_EXERCISE OBJECTIVE_: The answer must be a single number: the count of lines in these records that hold "Событие".
BEGIN RECORD EXCERPTS
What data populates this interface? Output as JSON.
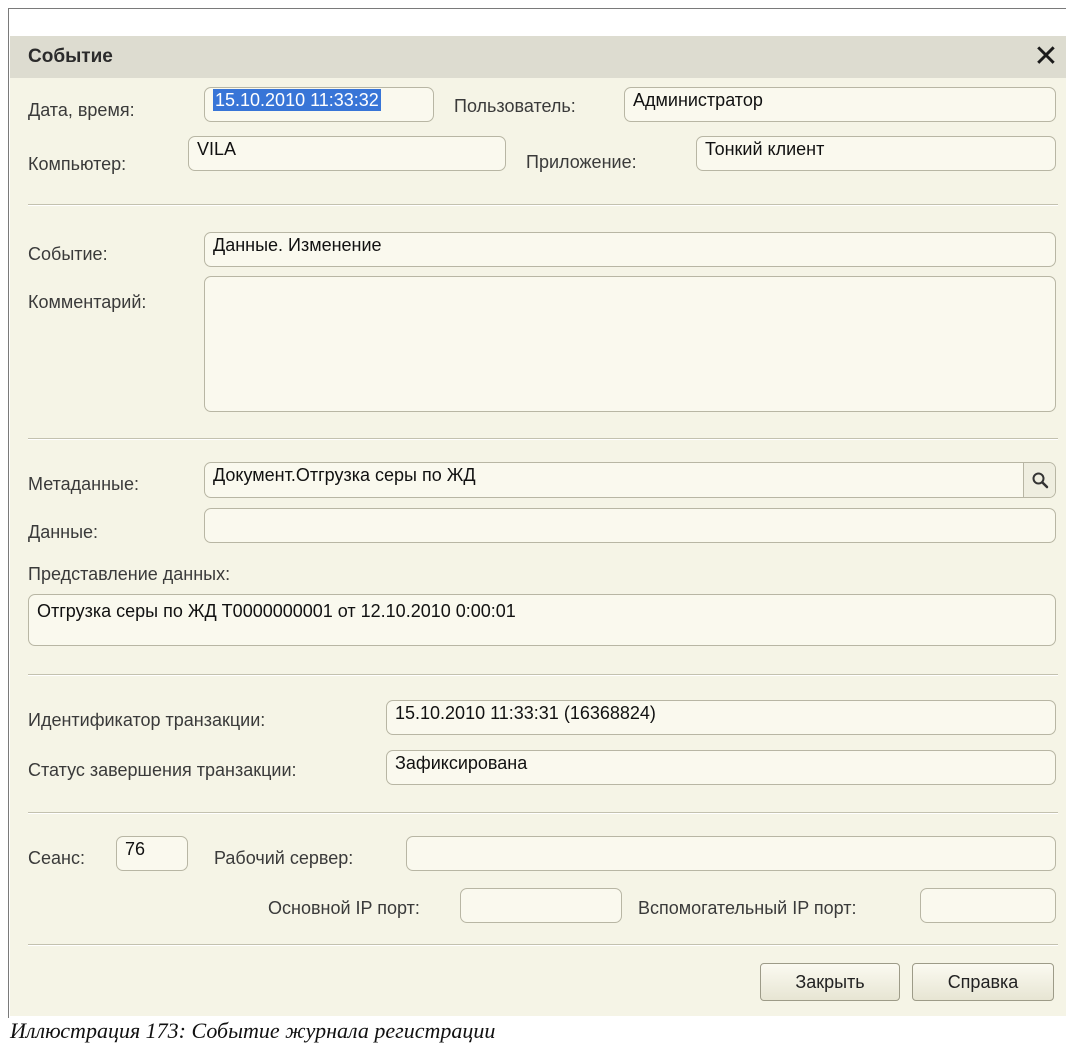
{
  "dialog": {
    "title": "Событие",
    "close_label": "✕"
  },
  "fields": {
    "datetime_label": "Дата, время:",
    "datetime_value": "15.10.2010 11:33:32",
    "user_label": "Пользователь:",
    "user_value": "Администратор",
    "computer_label": "Компьютер:",
    "computer_value": "VILA",
    "app_label": "Приложение:",
    "app_value": "Тонкий клиент",
    "event_label": "Событие:",
    "event_value": "Данные. Изменение",
    "comment_label": "Комментарий:",
    "comment_value": "",
    "metadata_label": "Метаданные:",
    "metadata_value": "Документ.Отгрузка серы по ЖД",
    "data_label": "Данные:",
    "data_value": "",
    "data_repr_label": "Представление данных:",
    "data_repr_value": "Отгрузка серы по ЖД Т0000000001 от 12.10.2010 0:00:01",
    "transaction_id_label": "Идентификатор транзакции:",
    "transaction_id_value": "15.10.2010 11:33:31 (16368824)",
    "transaction_status_label": "Статус завершения транзакции:",
    "transaction_status_value": "Зафиксирована",
    "session_label": "Сеанс:",
    "session_value": "76",
    "work_server_label": "Рабочий сервер:",
    "work_server_value": "",
    "main_ip_port_label": "Основной IP порт:",
    "main_ip_port_value": "",
    "aux_ip_port_label": "Вспомогательный IP порт:",
    "aux_ip_port_value": ""
  },
  "buttons": {
    "close_label": "Закрыть",
    "help_label": "Справка"
  },
  "caption": "Иллюстрация 173: Событие журнала регистрации",
  "icons": {
    "metadata_search": "search-icon"
  }
}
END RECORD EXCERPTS
_ANSWER TO THIS TASK_: 3